== Segment start ==
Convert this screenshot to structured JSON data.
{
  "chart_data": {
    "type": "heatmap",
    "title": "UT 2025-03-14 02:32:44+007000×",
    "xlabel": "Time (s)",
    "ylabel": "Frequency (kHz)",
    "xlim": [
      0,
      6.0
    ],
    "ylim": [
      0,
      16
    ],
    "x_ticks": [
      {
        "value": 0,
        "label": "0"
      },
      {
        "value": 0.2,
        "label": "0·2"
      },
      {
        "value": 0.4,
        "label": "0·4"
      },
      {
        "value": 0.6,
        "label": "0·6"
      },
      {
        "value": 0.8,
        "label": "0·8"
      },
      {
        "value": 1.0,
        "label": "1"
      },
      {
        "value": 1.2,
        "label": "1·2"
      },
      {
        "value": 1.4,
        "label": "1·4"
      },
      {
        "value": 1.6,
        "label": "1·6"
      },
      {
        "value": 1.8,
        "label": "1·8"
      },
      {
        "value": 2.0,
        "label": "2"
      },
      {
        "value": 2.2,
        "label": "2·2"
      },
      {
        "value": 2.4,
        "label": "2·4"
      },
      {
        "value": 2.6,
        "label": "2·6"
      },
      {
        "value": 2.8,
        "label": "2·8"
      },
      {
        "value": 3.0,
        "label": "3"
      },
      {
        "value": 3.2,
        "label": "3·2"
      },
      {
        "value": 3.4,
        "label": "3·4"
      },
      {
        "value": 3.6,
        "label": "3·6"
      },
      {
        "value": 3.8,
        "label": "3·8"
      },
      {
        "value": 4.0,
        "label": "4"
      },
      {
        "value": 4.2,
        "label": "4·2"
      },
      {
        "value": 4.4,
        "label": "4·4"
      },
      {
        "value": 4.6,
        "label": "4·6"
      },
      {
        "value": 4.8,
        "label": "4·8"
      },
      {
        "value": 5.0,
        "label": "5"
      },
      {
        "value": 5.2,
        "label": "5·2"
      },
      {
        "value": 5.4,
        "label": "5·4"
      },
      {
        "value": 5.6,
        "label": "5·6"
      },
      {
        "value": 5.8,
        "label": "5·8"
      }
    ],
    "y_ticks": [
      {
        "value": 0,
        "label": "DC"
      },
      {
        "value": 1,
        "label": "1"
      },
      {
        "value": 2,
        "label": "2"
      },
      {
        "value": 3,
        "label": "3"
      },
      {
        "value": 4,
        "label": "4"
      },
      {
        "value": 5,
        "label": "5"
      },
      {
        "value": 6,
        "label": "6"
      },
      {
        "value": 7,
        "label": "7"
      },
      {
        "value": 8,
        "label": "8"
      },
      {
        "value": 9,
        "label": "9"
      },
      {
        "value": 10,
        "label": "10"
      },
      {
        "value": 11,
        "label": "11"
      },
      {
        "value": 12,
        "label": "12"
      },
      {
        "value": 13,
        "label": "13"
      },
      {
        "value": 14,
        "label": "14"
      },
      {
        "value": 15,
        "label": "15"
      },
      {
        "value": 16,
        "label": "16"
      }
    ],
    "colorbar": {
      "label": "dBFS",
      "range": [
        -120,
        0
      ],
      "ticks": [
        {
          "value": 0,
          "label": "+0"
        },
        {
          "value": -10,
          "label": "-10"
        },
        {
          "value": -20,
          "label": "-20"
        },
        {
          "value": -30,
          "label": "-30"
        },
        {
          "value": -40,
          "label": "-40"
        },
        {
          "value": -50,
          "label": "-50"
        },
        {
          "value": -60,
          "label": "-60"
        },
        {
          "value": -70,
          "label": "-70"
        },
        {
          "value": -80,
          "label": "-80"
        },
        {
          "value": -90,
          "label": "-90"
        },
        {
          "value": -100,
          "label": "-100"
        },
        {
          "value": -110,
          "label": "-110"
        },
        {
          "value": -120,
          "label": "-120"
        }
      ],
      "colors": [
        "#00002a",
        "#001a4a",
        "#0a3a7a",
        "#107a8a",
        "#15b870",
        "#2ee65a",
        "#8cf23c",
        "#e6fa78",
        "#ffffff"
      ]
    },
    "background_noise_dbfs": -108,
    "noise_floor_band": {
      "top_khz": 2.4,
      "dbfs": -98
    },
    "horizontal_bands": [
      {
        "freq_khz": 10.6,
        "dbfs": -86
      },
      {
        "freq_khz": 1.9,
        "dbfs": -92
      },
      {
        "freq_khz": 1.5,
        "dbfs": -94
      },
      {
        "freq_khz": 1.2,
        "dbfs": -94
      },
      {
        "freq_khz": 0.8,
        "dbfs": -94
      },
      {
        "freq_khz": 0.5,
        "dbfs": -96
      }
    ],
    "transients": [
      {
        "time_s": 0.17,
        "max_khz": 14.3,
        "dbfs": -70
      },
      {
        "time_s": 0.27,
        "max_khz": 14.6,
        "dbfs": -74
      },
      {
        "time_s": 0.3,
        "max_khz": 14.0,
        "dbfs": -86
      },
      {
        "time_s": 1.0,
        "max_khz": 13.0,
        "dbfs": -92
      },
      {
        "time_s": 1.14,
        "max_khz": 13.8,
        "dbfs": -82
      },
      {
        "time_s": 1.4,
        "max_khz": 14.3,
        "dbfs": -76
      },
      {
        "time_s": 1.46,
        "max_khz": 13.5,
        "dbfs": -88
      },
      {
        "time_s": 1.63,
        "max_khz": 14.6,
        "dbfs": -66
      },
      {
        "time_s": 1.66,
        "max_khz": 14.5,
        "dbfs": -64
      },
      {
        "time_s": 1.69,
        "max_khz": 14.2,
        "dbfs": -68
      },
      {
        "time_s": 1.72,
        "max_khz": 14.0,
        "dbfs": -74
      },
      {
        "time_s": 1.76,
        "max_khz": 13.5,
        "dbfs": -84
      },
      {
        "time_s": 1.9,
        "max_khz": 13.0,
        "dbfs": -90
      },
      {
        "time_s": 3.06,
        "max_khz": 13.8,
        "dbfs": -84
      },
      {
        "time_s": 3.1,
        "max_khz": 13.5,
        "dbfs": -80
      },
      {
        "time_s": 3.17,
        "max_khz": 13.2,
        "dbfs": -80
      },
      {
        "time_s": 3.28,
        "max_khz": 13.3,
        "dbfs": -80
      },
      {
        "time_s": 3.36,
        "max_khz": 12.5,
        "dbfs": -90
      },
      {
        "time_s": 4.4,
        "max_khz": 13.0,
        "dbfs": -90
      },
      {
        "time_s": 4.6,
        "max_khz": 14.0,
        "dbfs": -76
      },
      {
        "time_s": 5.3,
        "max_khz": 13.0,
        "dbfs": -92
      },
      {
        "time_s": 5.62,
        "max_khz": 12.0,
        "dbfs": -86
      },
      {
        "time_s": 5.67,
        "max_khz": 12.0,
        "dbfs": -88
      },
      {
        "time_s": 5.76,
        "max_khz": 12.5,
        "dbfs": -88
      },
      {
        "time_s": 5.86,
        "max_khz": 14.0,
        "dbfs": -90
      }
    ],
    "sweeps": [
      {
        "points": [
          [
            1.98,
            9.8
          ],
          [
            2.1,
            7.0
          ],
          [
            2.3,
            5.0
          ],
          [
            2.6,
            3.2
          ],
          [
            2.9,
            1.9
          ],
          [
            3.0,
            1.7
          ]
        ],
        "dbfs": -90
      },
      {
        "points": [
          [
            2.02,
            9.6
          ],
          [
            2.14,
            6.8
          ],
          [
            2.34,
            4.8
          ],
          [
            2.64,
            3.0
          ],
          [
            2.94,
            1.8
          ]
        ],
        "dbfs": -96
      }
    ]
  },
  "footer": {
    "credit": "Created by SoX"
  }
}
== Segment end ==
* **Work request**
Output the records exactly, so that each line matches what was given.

* **Result of this exercise**
Convert this screenshot to structured JSON data.
{
  "chart_data": {
    "type": "heatmap",
    "title": "UT 2025-03-14 02:32:44+007000×",
    "xlabel": "Time (s)",
    "ylabel": "Frequency (kHz)",
    "xlim": [
      0,
      6.0
    ],
    "ylim": [
      0,
      16
    ],
    "x_ticks": [
      {
        "value": 0,
        "label": "0"
      },
      {
        "value": 0.2,
        "label": "0·2"
      },
      {
        "value": 0.4,
        "label": "0·4"
      },
      {
        "value": 0.6,
        "label": "0·6"
      },
      {
        "value": 0.8,
        "label": "0·8"
      },
      {
        "value": 1.0,
        "label": "1"
      },
      {
        "value": 1.2,
        "label": "1·2"
      },
      {
        "value": 1.4,
        "label": "1·4"
      },
      {
        "value": 1.6,
        "label": "1·6"
      },
      {
        "value": 1.8,
        "label": "1·8"
      },
      {
        "value": 2.0,
        "label": "2"
      },
      {
        "value": 2.2,
        "label": "2·2"
      },
      {
        "value": 2.4,
        "label": "2·4"
      },
      {
        "value": 2.6,
        "label": "2·6"
      },
      {
        "value": 2.8,
        "label": "2·8"
      },
      {
        "value": 3.0,
        "label": "3"
      },
      {
        "value": 3.2,
        "label": "3·2"
      },
      {
        "value": 3.4,
        "label": "3·4"
      },
      {
        "value": 3.6,
        "label": "3·6"
      },
      {
        "value": 3.8,
        "label": "3·8"
      },
      {
        "value": 4.0,
        "label": "4"
      },
      {
        "value": 4.2,
        "label": "4·2"
      },
      {
        "value": 4.4,
        "label": "4·4"
      },
      {
        "value": 4.6,
        "label": "4·6"
      },
      {
        "value": 4.8,
        "label": "4·8"
      },
      {
        "value": 5.0,
        "label": "5"
      },
      {
        "value": 5.2,
        "label": "5·2"
      },
      {
        "value": 5.4,
        "label": "5·4"
      },
      {
        "value": 5.6,
        "label": "5·6"
      },
      {
        "value": 5.8,
        "label": "5·8"
      }
    ],
    "y_ticks": [
      {
        "value": 0,
        "label": "DC"
      },
      {
        "value": 1,
        "label": "1"
      },
      {
        "value": 2,
        "label": "2"
      },
      {
        "value": 3,
        "label": "3"
      },
      {
        "value": 4,
        "label": "4"
      },
      {
        "value": 5,
        "label": "5"
      },
      {
        "value": 6,
        "label": "6"
      },
      {
        "value": 7,
        "label": "7"
      },
      {
        "value": 8,
        "label": "8"
      },
      {
        "value": 9,
        "label": "9"
      },
      {
        "value": 10,
        "label": "10"
      },
      {
        "value": 11,
        "label": "11"
      },
      {
        "value": 12,
        "label": "12"
      },
      {
        "value": 13,
        "label": "13"
      },
      {
        "value": 14,
        "label": "14"
      },
      {
        "value": 15,
        "label": "15"
      },
      {
        "value": 16,
        "label": "16"
      }
    ],
    "colorbar": {
      "label": "dBFS",
      "range": [
        -120,
        0
      ],
      "ticks": [
        {
          "value": 0,
          "label": "+0"
        },
        {
          "value": -10,
          "label": "-10"
        },
        {
          "value": -20,
          "label": "-20"
        },
        {
          "value": -30,
          "label": "-30"
        },
        {
          "value": -40,
          "label": "-40"
        },
        {
          "value": -50,
          "label": "-50"
        },
        {
          "value": -60,
          "label": "-60"
        },
        {
          "value": -70,
          "label": "-70"
        },
        {
          "value": -80,
          "label": "-80"
        },
        {
          "value": -90,
          "label": "-90"
        },
        {
          "value": -100,
          "label": "-100"
        },
        {
          "value": -110,
          "label": "-110"
        },
        {
          "value": -120,
          "label": "-120"
        }
      ],
      "colors": [
        "#00002a",
        "#001a4a",
        "#0a3a7a",
        "#107a8a",
        "#15b870",
        "#2ee65a",
        "#8cf23c",
        "#e6fa78",
        "#ffffff"
      ]
    },
    "background_noise_dbfs": -108,
    "noise_floor_band": {
      "top_khz": 2.4,
      "dbfs": -98
    },
    "horizontal_bands": [
      {
        "freq_khz": 10.6,
        "dbfs": -86
      },
      {
        "freq_khz": 1.9,
        "dbfs": -92
      },
      {
        "freq_khz": 1.5,
        "dbfs": -94
      },
      {
        "freq_khz": 1.2,
        "dbfs": -94
      },
      {
        "freq_khz": 0.8,
        "dbfs": -94
      },
      {
        "freq_khz": 0.5,
        "dbfs": -96
      }
    ],
    "transients": [
      {
        "time_s": 0.17,
        "max_khz": 14.3,
        "dbfs": -70
      },
      {
        "time_s": 0.27,
        "max_khz": 14.6,
        "dbfs": -74
      },
      {
        "time_s": 0.3,
        "max_khz": 14.0,
        "dbfs": -86
      },
      {
        "time_s": 1.0,
        "max_khz": 13.0,
        "dbfs": -92
      },
      {
        "time_s": 1.14,
        "max_khz": 13.8,
        "dbfs": -82
      },
      {
        "time_s": 1.4,
        "max_khz": 14.3,
        "dbfs": -76
      },
      {
        "time_s": 1.46,
        "max_khz": 13.5,
        "dbfs": -88
      },
      {
        "time_s": 1.63,
        "max_khz": 14.6,
        "dbfs": -66
      },
      {
        "time_s": 1.66,
        "max_khz": 14.5,
        "dbfs": -64
      },
      {
        "time_s": 1.69,
        "max_khz": 14.2,
        "dbfs": -68
      },
      {
        "time_s": 1.72,
        "max_khz": 14.0,
        "dbfs": -74
      },
      {
        "time_s": 1.76,
        "max_khz": 13.5,
        "dbfs": -84
      },
      {
        "time_s": 1.9,
        "max_khz": 13.0,
        "dbfs": -90
      },
      {
        "time_s": 3.06,
        "max_khz": 13.8,
        "dbfs": -84
      },
      {
        "time_s": 3.1,
        "max_khz": 13.5,
        "dbfs": -80
      },
      {
        "time_s": 3.17,
        "max_khz": 13.2,
        "dbfs": -80
      },
      {
        "time_s": 3.28,
        "max_khz": 13.3,
        "dbfs": -80
      },
      {
        "time_s": 3.36,
        "max_khz": 12.5,
        "dbfs": -90
      },
      {
        "time_s": 4.4,
        "max_khz": 13.0,
        "dbfs": -90
      },
      {
        "time_s": 4.6,
        "max_khz": 14.0,
        "dbfs": -76
      },
      {
        "time_s": 5.3,
        "max_khz": 13.0,
        "dbfs": -92
      },
      {
        "time_s": 5.62,
        "max_khz": 12.0,
        "dbfs": -86
      },
      {
        "time_s": 5.67,
        "max_khz": 12.0,
        "dbfs": -88
      },
      {
        "time_s": 5.76,
        "max_khz": 12.5,
        "dbfs": -88
      },
      {
        "time_s": 5.86,
        "max_khz": 14.0,
        "dbfs": -90
      }
    ],
    "sweeps": [
      {
        "points": [
          [
            1.98,
            9.8
          ],
          [
            2.1,
            7.0
          ],
          [
            2.3,
            5.0
          ],
          [
            2.6,
            3.2
          ],
          [
            2.9,
            1.9
          ],
          [
            3.0,
            1.7
          ]
        ],
        "dbfs": -90
      },
      {
        "points": [
          [
            2.02,
            9.6
          ],
          [
            2.14,
            6.8
          ],
          [
            2.34,
            4.8
          ],
          [
            2.64,
            3.0
          ],
          [
            2.94,
            1.8
          ]
        ],
        "dbfs": -96
      }
    ]
  },
  "footer": {
    "credit": "Created by SoX"
  }
}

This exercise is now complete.